Adichie recreates the very narrative she has famously warned against.
Who would have thought that a deeply subliminal force of misogyny would slink its way through the thoughtful prose of one of America’s most progressive contemporary female littérateurs?
Not the explicit, unconcealed sort, but that which reveals itself through tropes and clichés. Via the subconscious reinforcement of stereotypes, which leads, perhaps unintentionally, to the cruel pigeonholing of another woman, admittedly of a different political hue, into a two-dimensional distortion.
In Chimamanda Ngozi Adichie’s short work of ‘election fiction’ for the New York Times, a homage of sorts to Virginia Woolf’s Mrs Dalloway, the narrative plays steadfastly to a conformist, hollow depiction of the so-called ‘trophy wife’. Donald (as in Donald Trump, of course) plays second fiddle to his wife Melania, who is the voice of this story that’s set in the hours ahead of a big party.
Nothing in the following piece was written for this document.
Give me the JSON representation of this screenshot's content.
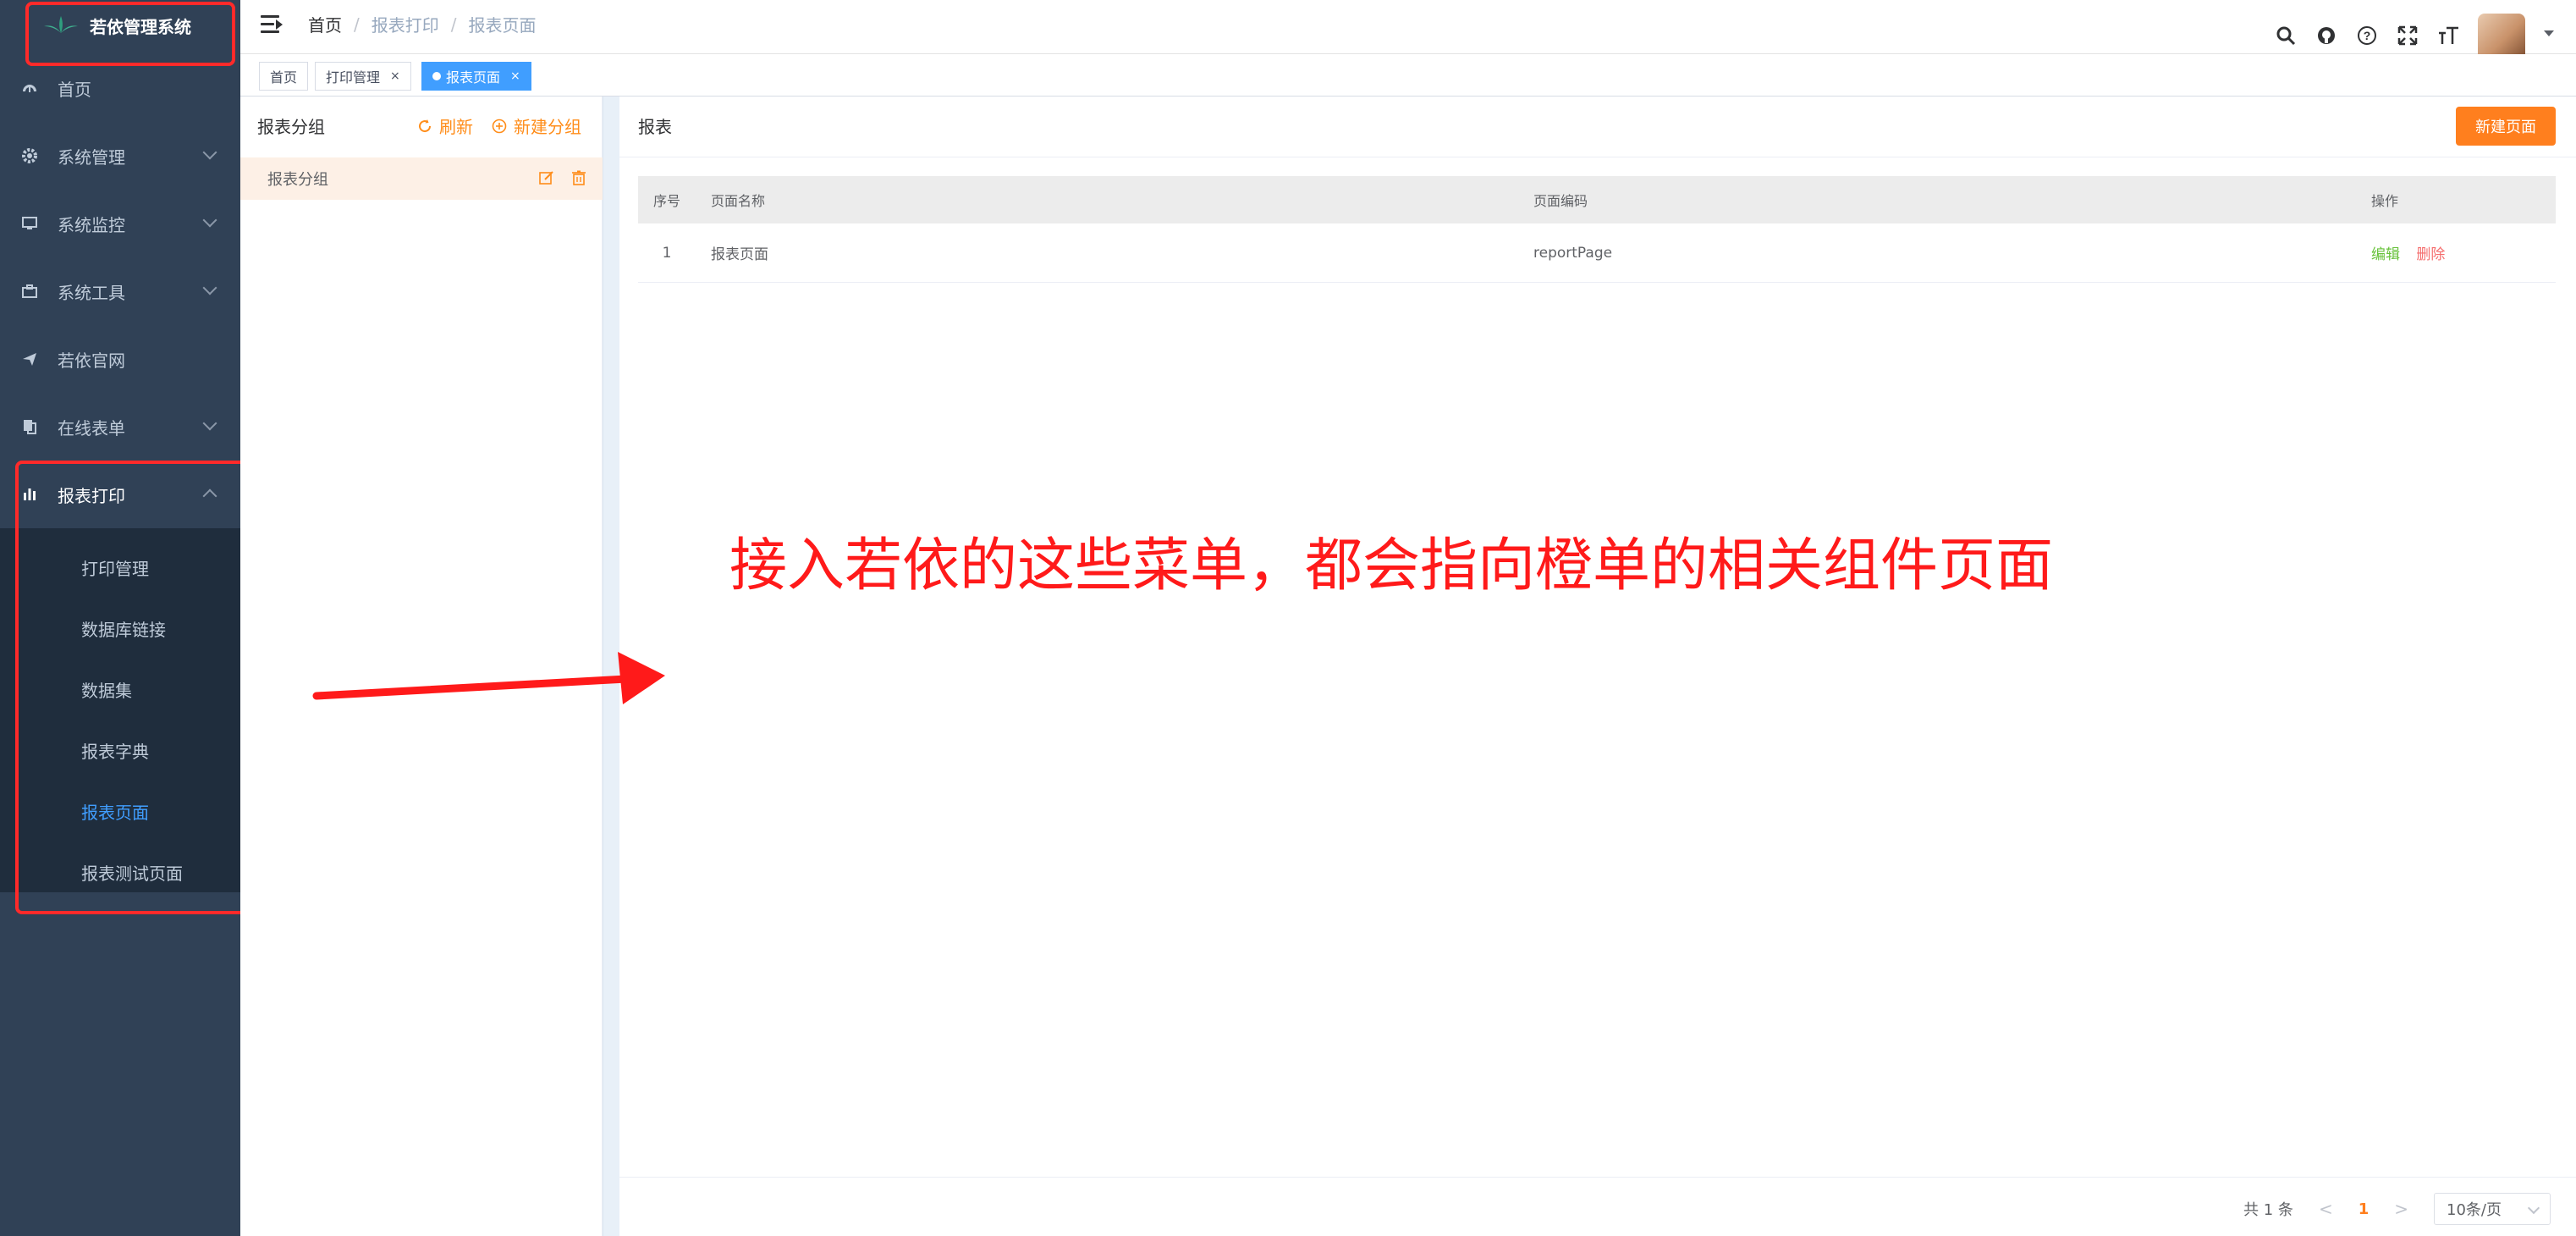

We spot him through her gaze of course. His need to flaunt, his lack of ability to see reality for what it is, a steady need for ‘ego polish’, the bully in him, the liar, the man-child. It is a dazzling and vividly crafted portrayal of the US’s obnoxious Republican presidential hopeful.
A narrow gaze
But for a motive inexplicable to someone who’d expected empathy, not judgment, elegantly wrapped in literature, as the foremost virtue in a celebrated ‘feminist’ writer’s work, this ‘fictional-non-fiction’ remains for the most part a rash, conceited, liberal-elite stripdown of Melania. Of her choices, her failings, her incapacities. Almost in the vein of a disparaging, lengthy gossip column on the inner workings of the idle, rich Manhattan housewife. Or like this famously condescending GQ profile of the former Slovenian model.
For a woman who has waxed eloquent in her writings and talks about the dangers of a single narrative, Adichie (whose body of work won’t let one justly accuse her of bigotry of any kind) seems to unconsciously perpetuate, with her characterisation of Melania, the very sin of which she is so fearful.
In a widely watched TED Talk, the author persuasively argued that there was never a single story about any place. And by extension, about any person.
“The single story,” she says, “creates stereotypes, and the problem with stereotypes is not that they are untrue, but that they are incomplete. They make one story become the only story.”
It is ironic, thus, that for Adichie, the only feasible narrative that could emerge from Melania’s imagined inner sanctum is that of a miserable, and lucky immigrant, with a conniving mother telling her daughter how to play the game. Of big diamonds and gorgeous flowers, of Pilates, caviar cream and scented foam baths.
Adichie’s Melania is ductile, and vacuous. But she is, like all good wives, protective of her husband and apolitical. In essence, she is a sellout, unquestioning of “Donald’s dreams” because they do not “collide with her need for peace”.
It is an uncharitable portrayal of a woman about whom we know so little, and who, according to the same newspaper that published Adichie’s piece, has a “starkly limited public profile“. This is someone who has shunned the centre stage, and been an unwilling and largely absent consort on the campaign trail. There is really nothing the world knows about her persona beyond the fact that she graced the covers of a string of fashion magazines during her modeling heyday. On one instance wearing absolutely nothing.
It’s a shame Adichie’s brilliant imagination didn’t steer her towards dreaming up another reality for a woman whose Delphic public image throws open such a wide canvas.
Maybe we’d have loved to love the wife of a man that we all love to hate. Instead, predictably, we end up pitying her.